**YOUR INSTRUCTIONS:** What is the number of lines in the listing below that contain the word "value"? Give only that number.
——
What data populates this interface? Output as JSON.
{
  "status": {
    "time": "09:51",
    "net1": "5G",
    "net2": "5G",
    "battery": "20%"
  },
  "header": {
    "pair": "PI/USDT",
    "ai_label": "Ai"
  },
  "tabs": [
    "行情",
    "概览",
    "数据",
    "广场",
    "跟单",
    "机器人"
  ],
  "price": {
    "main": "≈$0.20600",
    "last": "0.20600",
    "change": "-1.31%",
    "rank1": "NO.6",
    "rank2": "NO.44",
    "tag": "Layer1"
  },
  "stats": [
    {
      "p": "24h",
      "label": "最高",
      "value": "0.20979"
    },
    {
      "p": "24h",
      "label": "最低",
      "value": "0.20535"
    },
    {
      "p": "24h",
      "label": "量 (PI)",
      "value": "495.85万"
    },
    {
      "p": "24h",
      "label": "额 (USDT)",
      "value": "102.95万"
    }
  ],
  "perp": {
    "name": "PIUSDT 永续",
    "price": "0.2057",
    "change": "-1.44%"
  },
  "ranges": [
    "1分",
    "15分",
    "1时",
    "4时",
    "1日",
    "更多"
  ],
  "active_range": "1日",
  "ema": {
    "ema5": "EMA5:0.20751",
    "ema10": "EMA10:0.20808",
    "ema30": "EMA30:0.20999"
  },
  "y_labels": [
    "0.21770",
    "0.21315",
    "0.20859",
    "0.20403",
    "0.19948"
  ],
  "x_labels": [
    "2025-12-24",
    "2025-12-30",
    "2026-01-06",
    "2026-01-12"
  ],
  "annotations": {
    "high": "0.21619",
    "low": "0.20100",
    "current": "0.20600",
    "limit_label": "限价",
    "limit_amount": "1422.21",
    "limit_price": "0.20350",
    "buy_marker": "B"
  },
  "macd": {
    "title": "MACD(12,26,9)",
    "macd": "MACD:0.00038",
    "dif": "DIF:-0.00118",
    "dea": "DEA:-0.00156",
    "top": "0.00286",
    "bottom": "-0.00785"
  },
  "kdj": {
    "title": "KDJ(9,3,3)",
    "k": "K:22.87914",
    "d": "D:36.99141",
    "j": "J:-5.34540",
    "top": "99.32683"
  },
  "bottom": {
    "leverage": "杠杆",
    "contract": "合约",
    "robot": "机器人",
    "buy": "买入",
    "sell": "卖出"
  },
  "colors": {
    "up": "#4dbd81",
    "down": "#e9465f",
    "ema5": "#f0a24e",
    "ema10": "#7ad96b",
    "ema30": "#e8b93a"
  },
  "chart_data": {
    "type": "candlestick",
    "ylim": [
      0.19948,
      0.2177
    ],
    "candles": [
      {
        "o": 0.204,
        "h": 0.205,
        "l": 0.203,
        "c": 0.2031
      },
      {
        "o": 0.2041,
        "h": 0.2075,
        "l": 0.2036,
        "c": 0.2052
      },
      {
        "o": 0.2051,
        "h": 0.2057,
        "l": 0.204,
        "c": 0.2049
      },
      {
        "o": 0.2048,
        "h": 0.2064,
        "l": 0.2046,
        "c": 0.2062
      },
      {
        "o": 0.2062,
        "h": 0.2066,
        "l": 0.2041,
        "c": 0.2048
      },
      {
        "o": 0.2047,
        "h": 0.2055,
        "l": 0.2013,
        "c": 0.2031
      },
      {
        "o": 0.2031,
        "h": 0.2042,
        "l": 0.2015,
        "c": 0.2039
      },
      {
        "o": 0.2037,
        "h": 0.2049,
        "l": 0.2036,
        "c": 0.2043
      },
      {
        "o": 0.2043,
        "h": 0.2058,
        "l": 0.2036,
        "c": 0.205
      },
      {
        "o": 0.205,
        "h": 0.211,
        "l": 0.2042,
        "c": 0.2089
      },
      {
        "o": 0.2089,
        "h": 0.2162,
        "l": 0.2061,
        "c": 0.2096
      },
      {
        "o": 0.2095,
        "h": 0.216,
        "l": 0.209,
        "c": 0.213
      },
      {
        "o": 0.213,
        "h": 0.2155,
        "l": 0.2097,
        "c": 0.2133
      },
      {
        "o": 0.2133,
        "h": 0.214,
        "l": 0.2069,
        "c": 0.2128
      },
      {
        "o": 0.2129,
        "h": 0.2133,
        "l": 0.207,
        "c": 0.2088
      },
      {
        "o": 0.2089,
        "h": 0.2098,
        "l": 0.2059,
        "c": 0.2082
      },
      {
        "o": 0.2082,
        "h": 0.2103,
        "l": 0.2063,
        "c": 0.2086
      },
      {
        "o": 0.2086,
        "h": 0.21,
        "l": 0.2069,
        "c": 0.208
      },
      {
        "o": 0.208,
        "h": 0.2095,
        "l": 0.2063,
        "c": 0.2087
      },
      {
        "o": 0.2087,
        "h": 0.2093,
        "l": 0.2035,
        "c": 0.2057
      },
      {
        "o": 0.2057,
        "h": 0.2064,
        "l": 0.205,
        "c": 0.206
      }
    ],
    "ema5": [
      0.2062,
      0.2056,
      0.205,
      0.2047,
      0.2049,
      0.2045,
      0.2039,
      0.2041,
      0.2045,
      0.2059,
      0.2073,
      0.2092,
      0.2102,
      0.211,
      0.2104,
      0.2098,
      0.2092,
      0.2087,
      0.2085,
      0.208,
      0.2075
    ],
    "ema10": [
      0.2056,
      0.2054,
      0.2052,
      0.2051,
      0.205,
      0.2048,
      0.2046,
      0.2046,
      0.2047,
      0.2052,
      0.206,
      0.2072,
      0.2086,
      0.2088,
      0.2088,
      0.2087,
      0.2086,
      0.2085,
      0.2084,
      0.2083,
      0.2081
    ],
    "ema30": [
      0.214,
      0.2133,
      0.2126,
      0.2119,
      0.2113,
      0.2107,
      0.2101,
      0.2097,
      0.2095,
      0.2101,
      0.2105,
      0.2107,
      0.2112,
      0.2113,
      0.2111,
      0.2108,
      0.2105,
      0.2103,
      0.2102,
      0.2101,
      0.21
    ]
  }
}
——
**ANSWER SPACE:** 4